:: Provided records
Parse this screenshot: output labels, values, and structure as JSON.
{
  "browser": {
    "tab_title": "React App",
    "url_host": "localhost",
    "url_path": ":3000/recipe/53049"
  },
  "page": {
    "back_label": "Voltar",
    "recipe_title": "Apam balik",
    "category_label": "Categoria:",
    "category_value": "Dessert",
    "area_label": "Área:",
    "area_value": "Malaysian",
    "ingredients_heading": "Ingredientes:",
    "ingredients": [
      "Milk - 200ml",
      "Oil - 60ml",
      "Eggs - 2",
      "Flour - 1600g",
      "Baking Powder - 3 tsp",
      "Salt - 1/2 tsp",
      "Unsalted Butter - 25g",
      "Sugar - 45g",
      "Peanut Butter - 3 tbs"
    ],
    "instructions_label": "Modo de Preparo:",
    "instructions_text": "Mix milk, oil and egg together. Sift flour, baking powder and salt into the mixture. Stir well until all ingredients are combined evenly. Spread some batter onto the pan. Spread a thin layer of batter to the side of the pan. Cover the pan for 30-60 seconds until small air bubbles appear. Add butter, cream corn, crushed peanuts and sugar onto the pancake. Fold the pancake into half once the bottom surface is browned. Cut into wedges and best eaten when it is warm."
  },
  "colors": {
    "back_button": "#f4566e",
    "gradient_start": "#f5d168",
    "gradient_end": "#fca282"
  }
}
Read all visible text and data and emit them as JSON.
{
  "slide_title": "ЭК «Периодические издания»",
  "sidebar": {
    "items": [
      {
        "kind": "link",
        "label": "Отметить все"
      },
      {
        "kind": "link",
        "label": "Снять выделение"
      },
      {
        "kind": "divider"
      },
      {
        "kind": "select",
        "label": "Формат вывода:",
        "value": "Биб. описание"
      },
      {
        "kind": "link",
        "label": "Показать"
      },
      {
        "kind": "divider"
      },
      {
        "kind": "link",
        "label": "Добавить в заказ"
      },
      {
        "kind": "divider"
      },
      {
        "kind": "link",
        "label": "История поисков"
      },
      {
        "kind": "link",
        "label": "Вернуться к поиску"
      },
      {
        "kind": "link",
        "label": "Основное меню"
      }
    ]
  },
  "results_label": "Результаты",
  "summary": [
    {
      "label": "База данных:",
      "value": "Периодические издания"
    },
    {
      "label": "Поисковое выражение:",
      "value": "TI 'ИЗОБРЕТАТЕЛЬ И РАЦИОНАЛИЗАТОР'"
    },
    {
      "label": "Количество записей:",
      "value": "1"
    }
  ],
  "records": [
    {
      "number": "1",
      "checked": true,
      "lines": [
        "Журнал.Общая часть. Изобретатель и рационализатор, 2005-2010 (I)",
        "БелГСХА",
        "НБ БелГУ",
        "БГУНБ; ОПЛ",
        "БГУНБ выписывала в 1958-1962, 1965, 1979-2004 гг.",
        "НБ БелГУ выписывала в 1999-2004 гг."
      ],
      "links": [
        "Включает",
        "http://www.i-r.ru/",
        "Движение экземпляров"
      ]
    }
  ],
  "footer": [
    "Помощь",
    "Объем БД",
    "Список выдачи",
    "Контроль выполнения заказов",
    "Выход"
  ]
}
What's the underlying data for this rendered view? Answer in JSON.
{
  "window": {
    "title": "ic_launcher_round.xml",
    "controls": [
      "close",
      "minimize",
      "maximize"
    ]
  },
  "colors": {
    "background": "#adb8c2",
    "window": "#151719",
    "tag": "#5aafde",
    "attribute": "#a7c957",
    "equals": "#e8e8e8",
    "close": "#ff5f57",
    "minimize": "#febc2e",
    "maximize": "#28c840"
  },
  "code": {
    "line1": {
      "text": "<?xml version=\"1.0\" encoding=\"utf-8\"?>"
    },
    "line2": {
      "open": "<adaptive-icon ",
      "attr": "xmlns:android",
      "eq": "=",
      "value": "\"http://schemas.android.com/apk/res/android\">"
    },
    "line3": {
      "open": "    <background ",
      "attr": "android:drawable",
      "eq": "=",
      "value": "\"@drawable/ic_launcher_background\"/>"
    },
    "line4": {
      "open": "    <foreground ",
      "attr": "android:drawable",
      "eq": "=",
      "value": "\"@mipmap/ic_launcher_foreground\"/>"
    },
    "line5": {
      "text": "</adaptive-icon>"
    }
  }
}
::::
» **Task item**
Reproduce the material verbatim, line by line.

» **Solution to this task**
Parse this screenshot: output labels, values, and structure as JSON.
{
  "browser": {
    "tab_title": "React App",
    "url_host": "localhost",
    "url_path": ":3000/recipe/53049"
  },
  "page": {
    "back_label": "Voltar",
    "recipe_title": "Apam balik",
    "category_label": "Categoria:",
    "category_value": "Dessert",
    "area_label": "Área:",
    "area_value": "Malaysian",
    "ingredients_heading": "Ingredientes:",
    "ingredients": [
      "Milk - 200ml",
      "Oil - 60ml",
      "Eggs - 2",
      "Flour - 1600g",
      "Baking Powder - 3 tsp",
      "Salt - 1/2 tsp",
      "Unsalted Butter - 25g",
      "Sugar - 45g",
      "Peanut Butter - 3 tbs"
    ],
    "instructions_label": "Modo de Preparo:",
    "instructions_text": "Mix milk, oil and egg together. Sift flour, baking powder and salt into the mixture. Stir well until all ingredients are combined evenly. Spread some batter onto the pan. Spread a thin layer of batter to the side of the pan. Cover the pan for 30-60 seconds until small air bubbles appear. Add butter, cream corn, crushed peanuts and sugar onto the pancake. Fold the pancake into half once the bottom surface is browned. Cut into wedges and best eaten when it is warm."
  },
  "colors": {
    "back_button": "#f4566e",
    "gradient_start": "#f5d168",
    "gradient_end": "#fca282"
  }
}
Read all visible text and data and emit them as JSON.
{
  "slide_title": "ЭК «Периодические издания»",
  "sidebar": {
    "items": [
      {
        "kind": "link",
        "label": "Отметить все"
      },
      {
        "kind": "link",
        "label": "Снять выделение"
      },
      {
        "kind": "divider"
      },
      {
        "kind": "select",
        "label": "Формат вывода:",
        "value": "Биб. описание"
      },
      {
        "kind": "link",
        "label": "Показать"
      },
      {
        "kind": "divider"
      },
      {
        "kind": "link",
        "label": "Добавить в заказ"
      },
      {
        "kind": "divider"
      },
      {
        "kind": "link",
        "label": "История поисков"
      },
      {
        "kind": "link",
        "label": "Вернуться к поиску"
      },
      {
        "kind": "link",
        "label": "Основное меню"
      }
    ]
  },
  "results_label": "Результаты",
  "summary": [
    {
      "label": "База данных:",
      "value": "Периодические издания"
    },
    {
      "label": "Поисковое выражение:",
      "value": "TI 'ИЗОБРЕТАТЕЛЬ И РАЦИОНАЛИЗАТОР'"
    },
    {
      "label": "Количество записей:",
      "value": "1"
    }
  ],
  "records": [
    {
      "number": "1",
      "checked": true,
      "lines": [
        "Журнал.Общая часть. Изобретатель и рационализатор, 2005-2010 (I)",
        "БелГСХА",
        "НБ БелГУ",
        "БГУНБ; ОПЛ",
        "БГУНБ выписывала в 1958-1962, 1965, 1979-2004 гг.",
        "НБ БелГУ выписывала в 1999-2004 гг."
      ],
      "links": [
        "Включает",
        "http://www.i-r.ru/",
        "Движение экземпляров"
      ]
    }
  ],
  "footer": [
    "Помощь",
    "Объем БД",
    "Список выдачи",
    "Контроль выполнения заказов",
    "Выход"
  ]
}
What's the underlying data for this rendered view? Answer in JSON.
{
  "window": {
    "title": "ic_launcher_round.xml",
    "controls": [
      "close",
      "minimize",
      "maximize"
    ]
  },
  "colors": {
    "background": "#adb8c2",
    "window": "#151719",
    "tag": "#5aafde",
    "attribute": "#a7c957",
    "equals": "#e8e8e8",
    "close": "#ff5f57",
    "minimize": "#febc2e",
    "maximize": "#28c840"
  },
  "code": {
    "line1": {
      "text": "<?xml version=\"1.0\" encoding=\"utf-8\"?>"
    },
    "line2": {
      "open": "<adaptive-icon ",
      "attr": "xmlns:android",
      "eq": "=",
      "value": "\"http://schemas.android.com/apk/res/android\">"
    },
    "line3": {
      "open": "    <background ",
      "attr": "android:drawable",
      "eq": "=",
      "value": "\"@drawable/ic_launcher_background\"/>"
    },
    "line4": {
      "open": "    <foreground ",
      "attr": "android:drawable",
      "eq": "=",
      "value": "\"@mipmap/ic_launcher_foreground\"/>"
    },
    "line5": {
      "text": "</adaptive-icon>"
    }
  }
}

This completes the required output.